There are some other attributes of Rec A, which make its role in recombination understandable. These include the following : (i) ability to polymerize single strands; (ii) ability to incorporate duplex DNA into filaments, giving duplexes longer than the original duplex. In view of this, the reaction involving generation of heteroduplexes during recombination may involve following three steps : (i) a slow presynaptic phase, in which Rec A polymerizes on single stranded DNA; (ii) a fast pairing reaction between single stranded DNA and its complement in double stranded DNA, to produce heteroduplex DNA; (iii) a slow displacement of one strand from the duplex, to produce a long region of heteroduplex DNA. The initial region of heteroduplex DNA may not be found in a double helical form (plectonemic),

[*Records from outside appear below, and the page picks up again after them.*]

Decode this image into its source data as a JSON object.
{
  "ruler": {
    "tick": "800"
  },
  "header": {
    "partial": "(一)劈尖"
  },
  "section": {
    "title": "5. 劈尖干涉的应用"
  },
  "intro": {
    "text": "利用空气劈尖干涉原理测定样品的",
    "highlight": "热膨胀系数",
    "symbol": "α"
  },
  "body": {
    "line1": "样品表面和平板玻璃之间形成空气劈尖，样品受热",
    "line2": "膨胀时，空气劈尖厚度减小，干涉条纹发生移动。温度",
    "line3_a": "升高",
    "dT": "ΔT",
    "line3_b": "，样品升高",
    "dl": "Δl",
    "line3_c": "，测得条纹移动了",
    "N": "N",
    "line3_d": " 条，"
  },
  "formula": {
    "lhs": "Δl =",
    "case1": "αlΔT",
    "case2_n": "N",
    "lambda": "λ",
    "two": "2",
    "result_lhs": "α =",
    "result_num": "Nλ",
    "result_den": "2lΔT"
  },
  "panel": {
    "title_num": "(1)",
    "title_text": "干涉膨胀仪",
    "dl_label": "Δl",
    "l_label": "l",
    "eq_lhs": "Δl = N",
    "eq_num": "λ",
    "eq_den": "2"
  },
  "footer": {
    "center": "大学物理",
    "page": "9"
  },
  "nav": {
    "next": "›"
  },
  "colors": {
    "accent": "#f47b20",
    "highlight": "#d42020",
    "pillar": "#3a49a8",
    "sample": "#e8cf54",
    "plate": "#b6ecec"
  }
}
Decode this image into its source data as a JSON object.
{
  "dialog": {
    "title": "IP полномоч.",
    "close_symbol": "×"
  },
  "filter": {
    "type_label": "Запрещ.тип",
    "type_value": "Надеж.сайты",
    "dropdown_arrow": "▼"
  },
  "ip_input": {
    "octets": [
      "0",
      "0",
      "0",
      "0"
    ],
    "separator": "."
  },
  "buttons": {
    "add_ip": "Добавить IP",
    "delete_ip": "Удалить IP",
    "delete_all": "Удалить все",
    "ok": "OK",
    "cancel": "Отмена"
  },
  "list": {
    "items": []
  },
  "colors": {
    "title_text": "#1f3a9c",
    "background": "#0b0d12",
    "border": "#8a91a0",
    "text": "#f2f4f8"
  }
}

but the two strands may be associated side by side (paranemic joint).
This paranemic joint is unstable and further progress in recombination events requires its conversion to double helical form.
When the reacting DNA molecules are circular, the product of Rec A sponsored reaction is a chi (χ) structure. Although action of Rec A is independent of DNA sequence, certain hot spots stimulate the Rec A recombination system. These hot spots were discovered in lambda phage chi
mutants and share common non-symmetrical sequence of 8 bp (5'GCT GG TGG3'). This sequence is called chi sequence
and is not necessary for recombination. However, it stimulates recombination in its vicinity and identifies targets for the enzyme exonuclease V synthesized under the control of Rec BCD
genes. This enzyme has following roles : (i) it degrades DNA; (ii) it can unwind duplex DNA
in the presence of SSB; (iii) it has an ATPase activity. Thus it provides a single stranded region with a free end. These free ends are then seized by Rec A protein, which requires free termini to start the strand assimilation reaction.
Recombination, like replication, also requires topological manipulation of DNA, which is facilitated by topoisomerases. These enzymes may relax or introduce supercoils in DNA and are required to disentangle DNA molecules that have become catenated by recombination or replication. Topoisomerases can be of Type I
(making transient break in one strand) or Type II
(making transient double strand breaks). Type I topoisomerases (e.g. product of top A
gene of E. coli
)relax negatively supercoiled DNA, while Type II topoisomerases (e.g. gyrase)
relax both negative and positive supercoils, (for supercoiling consult Chemistry of the Gene 1. Nucleic Acids and Their Structure
). The removal of supercoils from the crossing segments is required during the recombination process.